▶
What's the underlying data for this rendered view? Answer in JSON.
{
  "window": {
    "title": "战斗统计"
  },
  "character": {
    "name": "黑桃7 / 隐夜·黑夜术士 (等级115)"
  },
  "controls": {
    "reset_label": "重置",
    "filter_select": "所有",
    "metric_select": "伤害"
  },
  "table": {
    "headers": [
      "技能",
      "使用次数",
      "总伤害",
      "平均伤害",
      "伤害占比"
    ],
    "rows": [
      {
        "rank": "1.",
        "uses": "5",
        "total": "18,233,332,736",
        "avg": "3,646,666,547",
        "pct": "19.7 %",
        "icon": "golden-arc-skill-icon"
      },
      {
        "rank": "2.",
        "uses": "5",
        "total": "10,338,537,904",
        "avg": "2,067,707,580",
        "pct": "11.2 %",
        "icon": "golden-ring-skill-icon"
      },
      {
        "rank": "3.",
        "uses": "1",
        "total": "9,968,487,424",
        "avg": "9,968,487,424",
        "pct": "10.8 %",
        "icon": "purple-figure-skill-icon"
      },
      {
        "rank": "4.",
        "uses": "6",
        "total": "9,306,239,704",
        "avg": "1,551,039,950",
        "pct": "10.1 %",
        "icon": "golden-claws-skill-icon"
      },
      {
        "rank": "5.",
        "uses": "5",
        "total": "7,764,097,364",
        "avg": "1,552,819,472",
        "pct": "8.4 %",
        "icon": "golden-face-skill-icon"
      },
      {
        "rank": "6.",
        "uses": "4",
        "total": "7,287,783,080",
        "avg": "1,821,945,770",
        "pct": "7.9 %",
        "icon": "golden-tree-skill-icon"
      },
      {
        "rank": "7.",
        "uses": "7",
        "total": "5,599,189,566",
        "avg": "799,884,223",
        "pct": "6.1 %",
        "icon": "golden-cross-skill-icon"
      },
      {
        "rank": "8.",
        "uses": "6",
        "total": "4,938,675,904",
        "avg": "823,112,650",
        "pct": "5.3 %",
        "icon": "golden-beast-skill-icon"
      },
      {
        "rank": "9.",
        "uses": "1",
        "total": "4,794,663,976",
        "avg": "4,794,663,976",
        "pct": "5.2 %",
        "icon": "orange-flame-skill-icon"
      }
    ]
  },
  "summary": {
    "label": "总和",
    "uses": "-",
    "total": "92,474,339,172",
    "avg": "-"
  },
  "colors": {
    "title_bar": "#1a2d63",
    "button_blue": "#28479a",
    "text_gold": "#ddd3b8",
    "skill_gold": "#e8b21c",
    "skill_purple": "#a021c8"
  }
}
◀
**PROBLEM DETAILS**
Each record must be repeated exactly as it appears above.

**WORKED SOLUTION**
What's the underlying data for this rendered view? Answer in JSON.
{
  "window": {
    "title": "战斗统计"
  },
  "character": {
    "name": "黑桃7 / 隐夜·黑夜术士 (等级115)"
  },
  "controls": {
    "reset_label": "重置",
    "filter_select": "所有",
    "metric_select": "伤害"
  },
  "table": {
    "headers": [
      "技能",
      "使用次数",
      "总伤害",
      "平均伤害",
      "伤害占比"
    ],
    "rows": [
      {
        "rank": "1.",
        "uses": "5",
        "total": "18,233,332,736",
        "avg": "3,646,666,547",
        "pct": "19.7 %",
        "icon": "golden-arc-skill-icon"
      },
      {
        "rank": "2.",
        "uses": "5",
        "total": "10,338,537,904",
        "avg": "2,067,707,580",
        "pct": "11.2 %",
        "icon": "golden-ring-skill-icon"
      },
      {
        "rank": "3.",
        "uses": "1",
        "total": "9,968,487,424",
        "avg": "9,968,487,424",
        "pct": "10.8 %",
        "icon": "purple-figure-skill-icon"
      },
      {
        "rank": "4.",
        "uses": "6",
        "total": "9,306,239,704",
        "avg": "1,551,039,950",
        "pct": "10.1 %",
        "icon": "golden-claws-skill-icon"
      },
      {
        "rank": "5.",
        "uses": "5",
        "total": "7,764,097,364",
        "avg": "1,552,819,472",
        "pct": "8.4 %",
        "icon": "golden-face-skill-icon"
      },
      {
        "rank": "6.",
        "uses": "4",
        "total": "7,287,783,080",
        "avg": "1,821,945,770",
        "pct": "7.9 %",
        "icon": "golden-tree-skill-icon"
      },
      {
        "rank": "7.",
        "uses": "7",
        "total": "5,599,189,566",
        "avg": "799,884,223",
        "pct": "6.1 %",
        "icon": "golden-cross-skill-icon"
      },
      {
        "rank": "8.",
        "uses": "6",
        "total": "4,938,675,904",
        "avg": "823,112,650",
        "pct": "5.3 %",
        "icon": "golden-beast-skill-icon"
      },
      {
        "rank": "9.",
        "uses": "1",
        "total": "4,794,663,976",
        "avg": "4,794,663,976",
        "pct": "5.2 %",
        "icon": "orange-flame-skill-icon"
      }
    ]
  },
  "summary": {
    "label": "总和",
    "uses": "-",
    "total": "92,474,339,172",
    "avg": "-"
  },
  "colors": {
    "title_bar": "#1a2d63",
    "button_blue": "#28479a",
    "text_gold": "#ddd3b8",
    "skill_gold": "#e8b21c",
    "skill_purple": "#a021c8"
  }
}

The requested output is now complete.